═══ Data supplied

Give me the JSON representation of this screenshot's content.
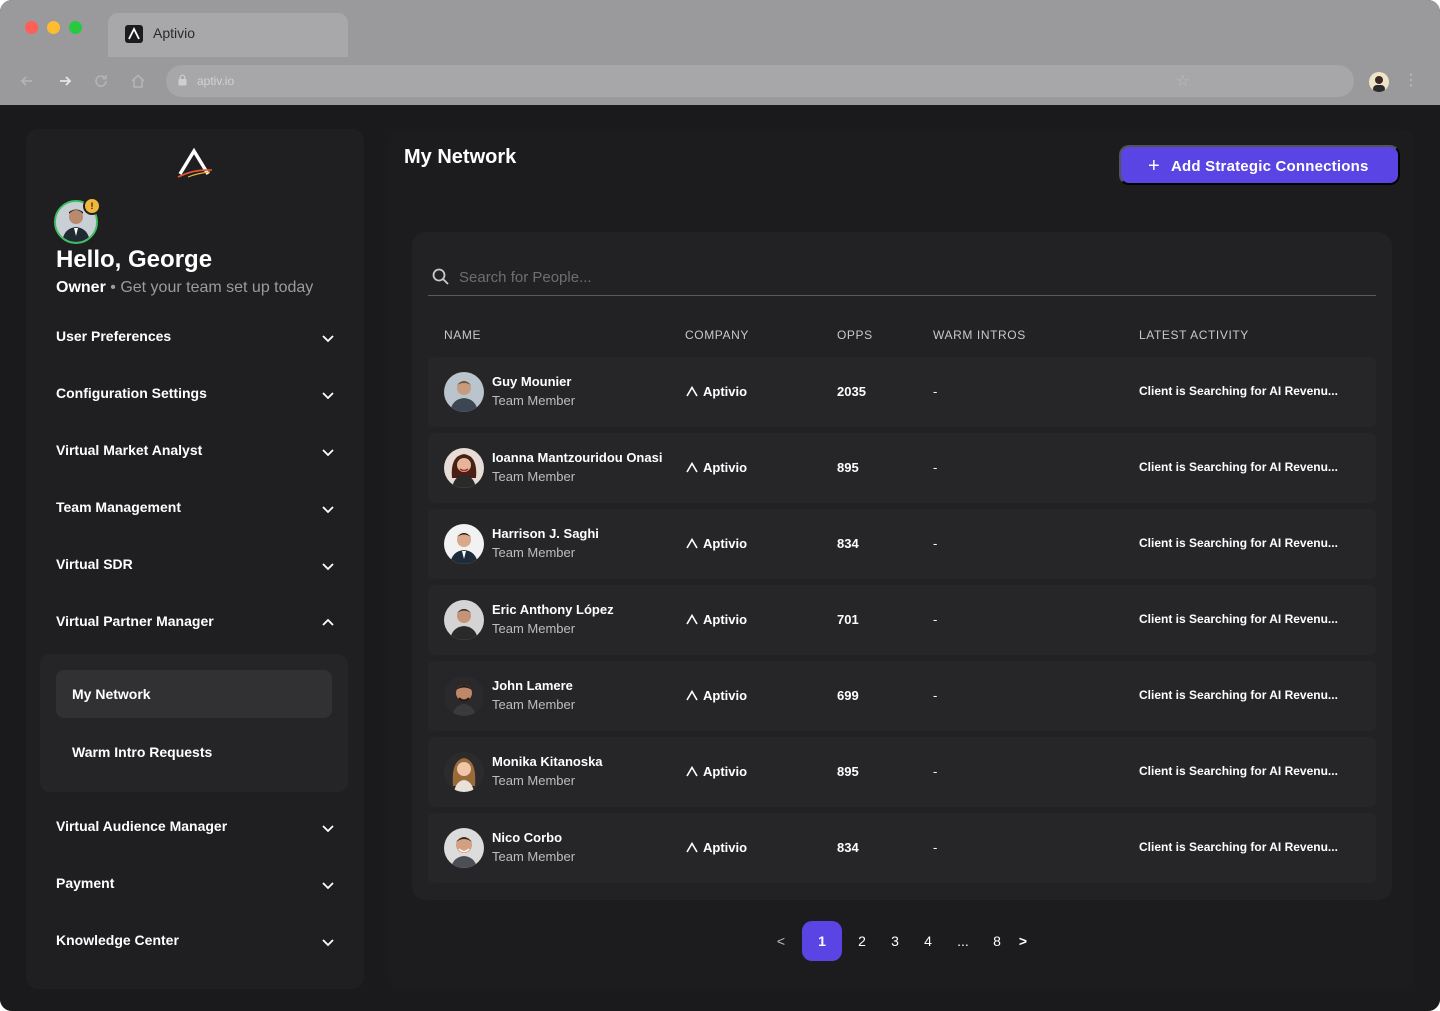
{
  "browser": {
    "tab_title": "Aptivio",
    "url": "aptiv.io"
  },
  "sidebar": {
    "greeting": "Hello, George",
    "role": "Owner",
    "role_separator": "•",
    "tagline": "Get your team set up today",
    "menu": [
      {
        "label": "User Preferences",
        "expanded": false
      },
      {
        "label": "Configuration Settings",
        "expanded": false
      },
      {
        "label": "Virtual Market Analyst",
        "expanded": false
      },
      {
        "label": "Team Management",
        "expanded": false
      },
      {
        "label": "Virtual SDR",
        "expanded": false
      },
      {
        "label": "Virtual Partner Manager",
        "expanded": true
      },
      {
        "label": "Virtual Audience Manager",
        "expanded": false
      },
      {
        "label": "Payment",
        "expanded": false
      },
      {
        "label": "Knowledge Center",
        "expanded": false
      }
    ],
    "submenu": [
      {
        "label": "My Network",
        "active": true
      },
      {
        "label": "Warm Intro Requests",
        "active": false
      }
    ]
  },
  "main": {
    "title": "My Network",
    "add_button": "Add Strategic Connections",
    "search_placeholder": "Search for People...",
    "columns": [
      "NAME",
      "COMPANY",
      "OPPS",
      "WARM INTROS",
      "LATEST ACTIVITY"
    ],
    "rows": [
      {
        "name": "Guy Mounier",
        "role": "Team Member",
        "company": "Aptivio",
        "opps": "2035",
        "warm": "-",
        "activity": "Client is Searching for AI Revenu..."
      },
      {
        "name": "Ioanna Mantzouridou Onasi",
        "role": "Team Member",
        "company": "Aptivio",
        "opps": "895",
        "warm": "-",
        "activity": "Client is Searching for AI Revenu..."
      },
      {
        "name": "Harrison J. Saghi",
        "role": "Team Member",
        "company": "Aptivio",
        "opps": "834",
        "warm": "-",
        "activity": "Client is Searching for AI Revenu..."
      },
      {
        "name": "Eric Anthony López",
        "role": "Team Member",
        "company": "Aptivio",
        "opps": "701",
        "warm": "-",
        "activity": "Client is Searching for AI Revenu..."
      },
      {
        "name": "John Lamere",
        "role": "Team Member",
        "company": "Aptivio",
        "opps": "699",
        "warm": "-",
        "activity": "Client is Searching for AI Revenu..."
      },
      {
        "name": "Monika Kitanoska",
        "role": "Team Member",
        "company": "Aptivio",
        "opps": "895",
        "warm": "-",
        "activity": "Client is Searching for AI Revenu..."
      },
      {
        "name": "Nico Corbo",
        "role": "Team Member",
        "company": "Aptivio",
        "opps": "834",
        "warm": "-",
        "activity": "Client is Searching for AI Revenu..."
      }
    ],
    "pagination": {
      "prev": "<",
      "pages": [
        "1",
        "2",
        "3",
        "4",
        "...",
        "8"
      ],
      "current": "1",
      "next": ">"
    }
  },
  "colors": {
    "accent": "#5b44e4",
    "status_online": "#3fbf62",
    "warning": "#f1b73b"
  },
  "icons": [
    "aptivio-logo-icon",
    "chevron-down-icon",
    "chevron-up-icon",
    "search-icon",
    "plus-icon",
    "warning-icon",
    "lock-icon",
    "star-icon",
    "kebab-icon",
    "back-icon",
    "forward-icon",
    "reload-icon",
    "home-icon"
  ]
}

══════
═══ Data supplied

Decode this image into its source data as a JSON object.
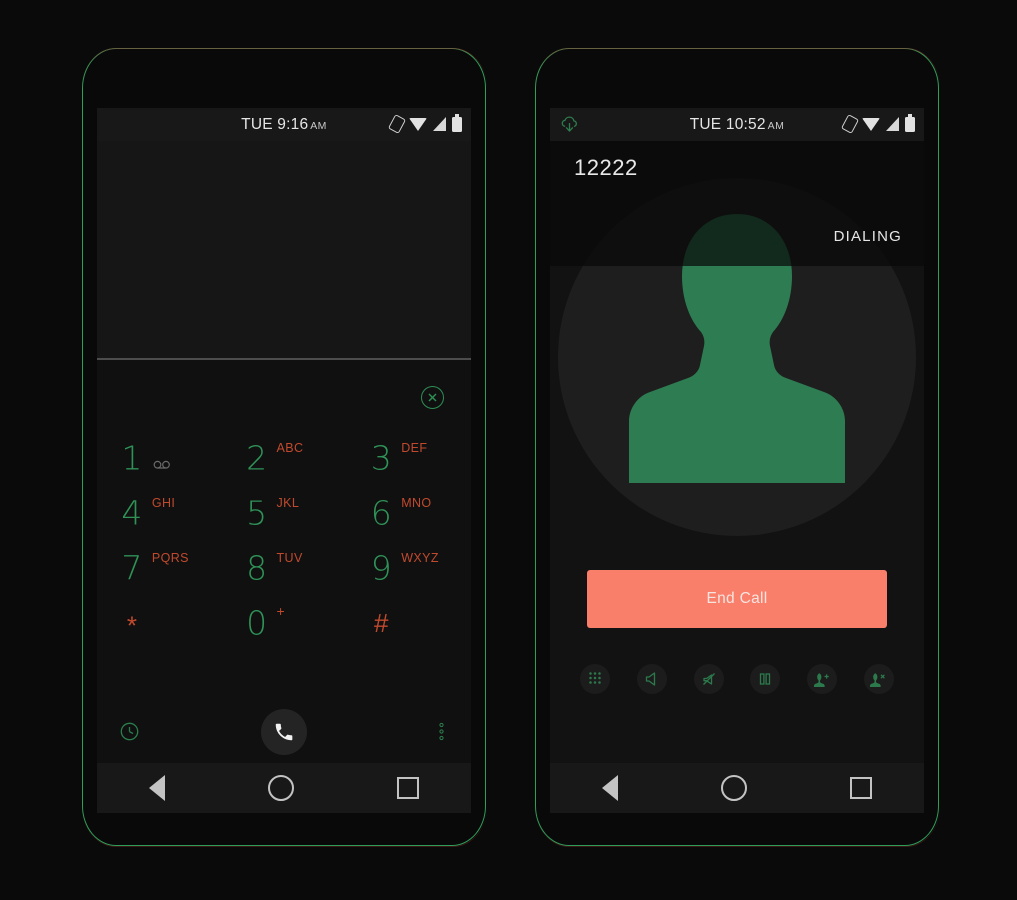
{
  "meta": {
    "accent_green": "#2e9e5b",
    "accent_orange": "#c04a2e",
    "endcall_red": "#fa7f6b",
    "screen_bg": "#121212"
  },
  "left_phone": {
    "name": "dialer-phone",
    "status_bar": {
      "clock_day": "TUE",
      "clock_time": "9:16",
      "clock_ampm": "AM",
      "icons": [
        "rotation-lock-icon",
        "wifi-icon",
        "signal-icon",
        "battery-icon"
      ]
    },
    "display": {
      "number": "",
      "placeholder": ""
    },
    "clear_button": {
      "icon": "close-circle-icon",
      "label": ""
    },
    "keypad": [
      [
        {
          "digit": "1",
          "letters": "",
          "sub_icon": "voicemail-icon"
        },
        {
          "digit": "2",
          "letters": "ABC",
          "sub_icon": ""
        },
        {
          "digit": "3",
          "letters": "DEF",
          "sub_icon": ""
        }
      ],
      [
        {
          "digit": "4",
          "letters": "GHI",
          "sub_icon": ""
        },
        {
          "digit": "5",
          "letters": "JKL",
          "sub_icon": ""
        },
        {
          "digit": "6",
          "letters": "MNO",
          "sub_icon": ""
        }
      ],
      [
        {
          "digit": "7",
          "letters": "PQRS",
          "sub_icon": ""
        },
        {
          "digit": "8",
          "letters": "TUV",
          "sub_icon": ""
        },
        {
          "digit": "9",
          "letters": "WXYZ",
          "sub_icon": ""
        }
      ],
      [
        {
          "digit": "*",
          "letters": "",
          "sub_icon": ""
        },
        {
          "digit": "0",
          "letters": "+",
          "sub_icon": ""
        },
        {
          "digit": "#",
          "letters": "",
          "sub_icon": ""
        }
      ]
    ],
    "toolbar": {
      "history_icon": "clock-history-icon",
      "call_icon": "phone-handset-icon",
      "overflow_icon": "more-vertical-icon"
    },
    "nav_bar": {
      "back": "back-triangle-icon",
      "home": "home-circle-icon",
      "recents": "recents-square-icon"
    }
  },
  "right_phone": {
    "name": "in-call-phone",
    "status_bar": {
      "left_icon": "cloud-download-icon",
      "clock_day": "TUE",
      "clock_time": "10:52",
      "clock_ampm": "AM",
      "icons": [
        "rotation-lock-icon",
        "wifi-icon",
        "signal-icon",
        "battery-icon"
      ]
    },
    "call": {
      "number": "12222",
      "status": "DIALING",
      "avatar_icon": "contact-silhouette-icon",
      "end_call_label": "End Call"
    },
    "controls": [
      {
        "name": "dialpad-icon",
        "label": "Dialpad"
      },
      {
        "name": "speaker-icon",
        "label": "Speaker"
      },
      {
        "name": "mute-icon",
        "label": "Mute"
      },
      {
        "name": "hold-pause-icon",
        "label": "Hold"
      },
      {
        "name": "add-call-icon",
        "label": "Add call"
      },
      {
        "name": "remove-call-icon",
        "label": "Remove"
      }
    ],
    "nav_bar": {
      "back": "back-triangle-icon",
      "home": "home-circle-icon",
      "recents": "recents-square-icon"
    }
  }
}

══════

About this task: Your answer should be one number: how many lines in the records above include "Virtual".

Result for this exercise: 4